According to SpaceX, next year's lift-off will occur at "Kennedy Space Center's historic Pad 39A near Cape Canaveral -- the same launch pad used by the Apollo program for its lunar missions." This trip, it says, "presents an opportunity for humans to return to deep space for the first time in 45 years and they will travel faster and further into the Solar System than any before them."
SpaceX has been mum about the identities of the two space travelers-to-be.
All we currently know is that they paid "a significant deposit" for this impending flight on Dragon 2 and, according to Musk's recent conference call, the big spenders include "nobody from Hollywood."
This trip sounds (and will be) out of this world, but is the whole venture believable? Based on Musk's impressive track record, especially with Tesla's electric cars that run on lithium-ion batteries, it's pretty hard to bet against him.
And yes, because SpaceX is a private company, Musk must ultimately obtain a license from the Federal Aviation Administration before sending Dragon 2 into orbit. The FAA is within its rights to say no, but based on the excitement this unique project has generated, its answer will probably be a resounding yes.

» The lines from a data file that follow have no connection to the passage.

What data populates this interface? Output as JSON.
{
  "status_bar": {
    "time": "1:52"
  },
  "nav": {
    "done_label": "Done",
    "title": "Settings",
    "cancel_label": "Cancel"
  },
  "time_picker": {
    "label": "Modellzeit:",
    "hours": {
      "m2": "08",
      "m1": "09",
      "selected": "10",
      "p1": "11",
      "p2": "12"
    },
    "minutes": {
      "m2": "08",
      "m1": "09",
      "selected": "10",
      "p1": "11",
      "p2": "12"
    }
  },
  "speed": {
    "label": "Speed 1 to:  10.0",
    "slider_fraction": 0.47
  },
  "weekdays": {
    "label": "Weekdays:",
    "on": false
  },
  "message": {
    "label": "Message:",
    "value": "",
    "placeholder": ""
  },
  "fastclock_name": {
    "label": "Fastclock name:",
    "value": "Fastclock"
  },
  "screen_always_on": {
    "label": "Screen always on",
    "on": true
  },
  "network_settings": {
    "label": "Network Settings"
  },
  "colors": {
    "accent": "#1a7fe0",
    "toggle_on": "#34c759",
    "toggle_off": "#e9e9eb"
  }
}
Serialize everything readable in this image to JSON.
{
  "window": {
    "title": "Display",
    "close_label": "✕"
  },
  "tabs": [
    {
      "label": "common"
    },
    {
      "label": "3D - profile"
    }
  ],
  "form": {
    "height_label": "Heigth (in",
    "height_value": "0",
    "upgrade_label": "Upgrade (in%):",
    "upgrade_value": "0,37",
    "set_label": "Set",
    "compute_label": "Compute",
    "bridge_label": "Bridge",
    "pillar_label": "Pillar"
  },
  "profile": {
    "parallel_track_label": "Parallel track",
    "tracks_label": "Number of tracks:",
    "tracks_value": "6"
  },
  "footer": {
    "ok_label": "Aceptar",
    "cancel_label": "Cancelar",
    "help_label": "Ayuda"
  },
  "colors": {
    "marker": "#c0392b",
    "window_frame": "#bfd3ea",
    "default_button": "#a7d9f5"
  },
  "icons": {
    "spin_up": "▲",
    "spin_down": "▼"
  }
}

If this excursion comes to fruition and is successful, it would radically transform the way space travel is conducted.
While the cost per individual would be astronomical at this point, as more people take this trip, it could gradually become economical. The rich would get to see what other humans can only imagine and have the greatest boast yet about what they did on their vacation.
Private space flight could also increase the possibility of setting up a moon colony, giving human beings a chance to live on this astronomical body for short or long periods of time and enhance scientific study and exploration of our solar system.
Finally, this promised flight could prove that a private company has the technology, creativity and ability to move us further ahead in the modern space race than we ever thought possible.
We await the Dragon 2 spacecraft's launch in 2018 with eager anticipation and wish Musk much success in his quest to enable private citizens to soar around the moon. That would be, to quote Neil Armstrong when he became the first person to walk on the moon in July 1969, one giant leap for mankind.
-- The Jacksonville (North Carolina) Daily News